WHAT THE TASK REQUIRES> Whatever the records say, set them down exactly.

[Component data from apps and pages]

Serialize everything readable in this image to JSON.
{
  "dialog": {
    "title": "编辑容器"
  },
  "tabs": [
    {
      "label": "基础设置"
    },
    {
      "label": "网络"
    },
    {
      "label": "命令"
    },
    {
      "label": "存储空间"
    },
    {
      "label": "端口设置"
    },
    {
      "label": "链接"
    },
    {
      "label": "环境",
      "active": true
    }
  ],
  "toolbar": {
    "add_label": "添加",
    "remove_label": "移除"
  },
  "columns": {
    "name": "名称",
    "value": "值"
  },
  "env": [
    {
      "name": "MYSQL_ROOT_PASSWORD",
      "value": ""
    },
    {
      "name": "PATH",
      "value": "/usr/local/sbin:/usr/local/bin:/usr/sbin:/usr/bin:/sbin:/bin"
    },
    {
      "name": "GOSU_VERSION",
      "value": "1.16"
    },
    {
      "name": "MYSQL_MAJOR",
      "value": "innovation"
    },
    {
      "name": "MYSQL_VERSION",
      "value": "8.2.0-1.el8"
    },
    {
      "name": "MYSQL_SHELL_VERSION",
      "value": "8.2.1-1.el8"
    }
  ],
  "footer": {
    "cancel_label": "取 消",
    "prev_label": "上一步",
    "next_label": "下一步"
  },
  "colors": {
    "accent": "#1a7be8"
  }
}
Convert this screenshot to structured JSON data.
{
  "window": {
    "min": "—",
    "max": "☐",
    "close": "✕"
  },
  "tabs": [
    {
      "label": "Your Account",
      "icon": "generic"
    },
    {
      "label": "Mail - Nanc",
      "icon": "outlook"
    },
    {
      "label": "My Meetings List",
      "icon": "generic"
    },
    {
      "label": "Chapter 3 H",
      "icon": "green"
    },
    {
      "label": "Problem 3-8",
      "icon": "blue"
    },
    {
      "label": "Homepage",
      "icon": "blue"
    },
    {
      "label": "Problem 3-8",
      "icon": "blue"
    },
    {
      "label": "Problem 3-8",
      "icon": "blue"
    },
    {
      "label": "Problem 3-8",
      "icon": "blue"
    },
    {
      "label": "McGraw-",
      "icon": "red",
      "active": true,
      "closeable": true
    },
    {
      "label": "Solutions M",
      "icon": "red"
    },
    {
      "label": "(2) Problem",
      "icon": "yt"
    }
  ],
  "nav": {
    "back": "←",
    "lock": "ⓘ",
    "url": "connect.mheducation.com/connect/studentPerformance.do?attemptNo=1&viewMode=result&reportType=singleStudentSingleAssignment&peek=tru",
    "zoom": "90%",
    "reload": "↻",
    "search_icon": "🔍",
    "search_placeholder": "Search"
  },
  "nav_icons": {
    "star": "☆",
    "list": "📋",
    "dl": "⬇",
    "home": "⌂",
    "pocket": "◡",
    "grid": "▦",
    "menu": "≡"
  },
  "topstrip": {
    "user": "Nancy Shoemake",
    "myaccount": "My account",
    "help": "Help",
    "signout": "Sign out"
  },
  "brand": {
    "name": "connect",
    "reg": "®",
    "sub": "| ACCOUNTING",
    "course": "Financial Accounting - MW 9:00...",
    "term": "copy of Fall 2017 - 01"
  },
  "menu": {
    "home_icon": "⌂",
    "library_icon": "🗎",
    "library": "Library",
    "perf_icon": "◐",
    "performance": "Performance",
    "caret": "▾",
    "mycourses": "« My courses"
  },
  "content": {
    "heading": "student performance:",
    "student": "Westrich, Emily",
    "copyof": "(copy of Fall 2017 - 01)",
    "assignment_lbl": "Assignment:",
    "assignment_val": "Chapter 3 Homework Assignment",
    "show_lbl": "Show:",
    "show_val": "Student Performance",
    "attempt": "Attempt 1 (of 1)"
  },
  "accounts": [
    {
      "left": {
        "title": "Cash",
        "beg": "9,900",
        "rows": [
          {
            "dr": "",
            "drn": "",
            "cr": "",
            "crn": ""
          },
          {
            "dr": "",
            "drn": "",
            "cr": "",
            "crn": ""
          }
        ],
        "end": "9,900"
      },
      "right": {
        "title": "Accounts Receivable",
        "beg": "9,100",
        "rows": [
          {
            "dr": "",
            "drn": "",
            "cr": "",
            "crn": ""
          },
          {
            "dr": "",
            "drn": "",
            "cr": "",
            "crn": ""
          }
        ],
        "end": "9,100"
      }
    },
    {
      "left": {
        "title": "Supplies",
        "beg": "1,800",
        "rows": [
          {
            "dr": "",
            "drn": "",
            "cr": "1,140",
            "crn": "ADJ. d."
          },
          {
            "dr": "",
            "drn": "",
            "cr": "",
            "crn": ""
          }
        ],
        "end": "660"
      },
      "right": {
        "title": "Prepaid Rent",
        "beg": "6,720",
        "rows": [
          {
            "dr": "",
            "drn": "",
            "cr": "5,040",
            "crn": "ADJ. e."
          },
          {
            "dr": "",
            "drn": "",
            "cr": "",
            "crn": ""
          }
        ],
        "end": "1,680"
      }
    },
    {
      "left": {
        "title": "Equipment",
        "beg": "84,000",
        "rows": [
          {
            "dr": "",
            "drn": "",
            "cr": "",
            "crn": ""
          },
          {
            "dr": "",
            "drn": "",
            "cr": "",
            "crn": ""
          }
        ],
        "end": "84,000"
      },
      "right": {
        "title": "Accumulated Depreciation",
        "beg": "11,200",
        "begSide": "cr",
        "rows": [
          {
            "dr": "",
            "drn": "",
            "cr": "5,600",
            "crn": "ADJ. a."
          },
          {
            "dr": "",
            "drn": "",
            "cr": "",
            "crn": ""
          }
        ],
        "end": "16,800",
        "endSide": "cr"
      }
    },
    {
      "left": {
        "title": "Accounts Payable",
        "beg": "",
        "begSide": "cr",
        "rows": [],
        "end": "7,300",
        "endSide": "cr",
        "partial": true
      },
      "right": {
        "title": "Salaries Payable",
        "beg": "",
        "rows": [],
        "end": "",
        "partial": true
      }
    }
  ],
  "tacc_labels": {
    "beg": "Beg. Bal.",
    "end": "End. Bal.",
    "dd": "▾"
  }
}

REPLY TO THE TASK>
Serialize everything readable in this image to JSON.
{
  "dialog": {
    "title": "编辑容器"
  },
  "tabs": [
    {
      "label": "基础设置"
    },
    {
      "label": "网络"
    },
    {
      "label": "命令"
    },
    {
      "label": "存储空间"
    },
    {
      "label": "端口设置"
    },
    {
      "label": "链接"
    },
    {
      "label": "环境",
      "active": true
    }
  ],
  "toolbar": {
    "add_label": "添加",
    "remove_label": "移除"
  },
  "columns": {
    "name": "名称",
    "value": "值"
  },
  "env": [
    {
      "name": "MYSQL_ROOT_PASSWORD",
      "value": ""
    },
    {
      "name": "PATH",
      "value": "/usr/local/sbin:/usr/local/bin:/usr/sbin:/usr/bin:/sbin:/bin"
    },
    {
      "name": "GOSU_VERSION",
      "value": "1.16"
    },
    {
      "name": "MYSQL_MAJOR",
      "value": "innovation"
    },
    {
      "name": "MYSQL_VERSION",
      "value": "8.2.0-1.el8"
    },
    {
      "name": "MYSQL_SHELL_VERSION",
      "value": "8.2.1-1.el8"
    }
  ],
  "footer": {
    "cancel_label": "取 消",
    "prev_label": "上一步",
    "next_label": "下一步"
  },
  "colors": {
    "accent": "#1a7be8"
  }
}
Convert this screenshot to structured JSON data.
{
  "window": {
    "min": "—",
    "max": "☐",
    "close": "✕"
  },
  "tabs": [
    {
      "label": "Your Account",
      "icon": "generic"
    },
    {
      "label": "Mail - Nanc",
      "icon": "outlook"
    },
    {
      "label": "My Meetings List",
      "icon": "generic"
    },
    {
      "label": "Chapter 3 H",
      "icon": "green"
    },
    {
      "label": "Problem 3-8",
      "icon": "blue"
    },
    {
      "label": "Homepage",
      "icon": "blue"
    },
    {
      "label": "Problem 3-8",
      "icon": "blue"
    },
    {
      "label": "Problem 3-8",
      "icon": "blue"
    },
    {
      "label": "Problem 3-8",
      "icon": "blue"
    },
    {
      "label": "McGraw-",
      "icon": "red",
      "active": true,
      "closeable": true
    },
    {
      "label": "Solutions M",
      "icon": "red"
    },
    {
      "label": "(2) Problem",
      "icon": "yt"
    }
  ],
  "nav": {
    "back": "←",
    "lock": "ⓘ",
    "url": "connect.mheducation.com/connect/studentPerformance.do?attemptNo=1&viewMode=result&reportType=singleStudentSingleAssignment&peek=tru",
    "zoom": "90%",
    "reload": "↻",
    "search_icon": "🔍",
    "search_placeholder": "Search"
  },
  "nav_icons": {
    "star": "☆",
    "list": "📋",
    "dl": "⬇",
    "home": "⌂",
    "pocket": "◡",
    "grid": "▦",
    "menu": "≡"
  },
  "topstrip": {
    "user": "Nancy Shoemake",
    "myaccount": "My account",
    "help": "Help",
    "signout": "Sign out"
  },
  "brand": {
    "name": "connect",
    "reg": "®",
    "sub": "| ACCOUNTING",
    "course": "Financial Accounting - MW 9:00...",
    "term": "copy of Fall 2017 - 01"
  },
  "menu": {
    "home_icon": "⌂",
    "library_icon": "🗎",
    "library": "Library",
    "perf_icon": "◐",
    "performance": "Performance",
    "caret": "▾",
    "mycourses": "« My courses"
  },
  "content": {
    "heading": "student performance:",
    "student": "Westrich, Emily",
    "copyof": "(copy of Fall 2017 - 01)",
    "assignment_lbl": "Assignment:",
    "assignment_val": "Chapter 3 Homework Assignment",
    "show_lbl": "Show:",
    "show_val": "Student Performance",
    "attempt": "Attempt 1 (of 1)"
  },
  "accounts": [
    {
      "left": {
        "title": "Cash",
        "beg": "9,900",
        "rows": [
          {
            "dr": "",
            "drn": "",
            "cr": "",
            "crn": ""
          },
          {
            "dr": "",
            "drn": "",
            "cr": "",
            "crn": ""
          }
        ],
        "end": "9,900"
      },
      "right": {
        "title": "Accounts Receivable",
        "beg": "9,100",
        "rows": [
          {
            "dr": "",
            "drn": "",
            "cr": "",
            "crn": ""
          },
          {
            "dr": "",
            "drn": "",
            "cr": "",
            "crn": ""
          }
        ],
        "end": "9,100"
      }
    },
    {
      "left": {
        "title": "Supplies",
        "beg": "1,800",
        "rows": [
          {
            "dr": "",
            "drn": "",
            "cr": "1,140",
            "crn": "ADJ. d."
          },
          {
            "dr": "",
            "drn": "",
            "cr": "",
            "crn": ""
          }
        ],
        "end": "660"
      },
      "right": {
        "title": "Prepaid Rent",
        "beg": "6,720",
        "rows": [
          {
            "dr": "",
            "drn": "",
            "cr": "5,040",
            "crn": "ADJ. e."
          },
          {
            "dr": "",
            "drn": "",
            "cr": "",
            "crn": ""
          }
        ],
        "end": "1,680"
      }
    },
    {
      "left": {
        "title": "Equipment",
        "beg": "84,000",
        "rows": [
          {
            "dr": "",
            "drn": "",
            "cr": "",
            "crn": ""
          },
          {
            "dr": "",
            "drn": "",
            "cr": "",
            "crn": ""
          }
        ],
        "end": "84,000"
      },
      "right": {
        "title": "Accumulated Depreciation",
        "beg": "11,200",
        "begSide": "cr",
        "rows": [
          {
            "dr": "",
            "drn": "",
            "cr": "5,600",
            "crn": "ADJ. a."
          },
          {
            "dr": "",
            "drn": "",
            "cr": "",
            "crn": ""
          }
        ],
        "end": "16,800",
        "endSide": "cr"
      }
    },
    {
      "left": {
        "title": "Accounts Payable",
        "beg": "",
        "begSide": "cr",
        "rows": [],
        "end": "7,300",
        "endSide": "cr",
        "partial": true
      },
      "right": {
        "title": "Salaries Payable",
        "beg": "",
        "rows": [],
        "end": "",
        "partial": true
      }
    }
  ],
  "tacc_labels": {
    "beg": "Beg. Bal.",
    "end": "End. Bal.",
    "dd": "▾"
  }
}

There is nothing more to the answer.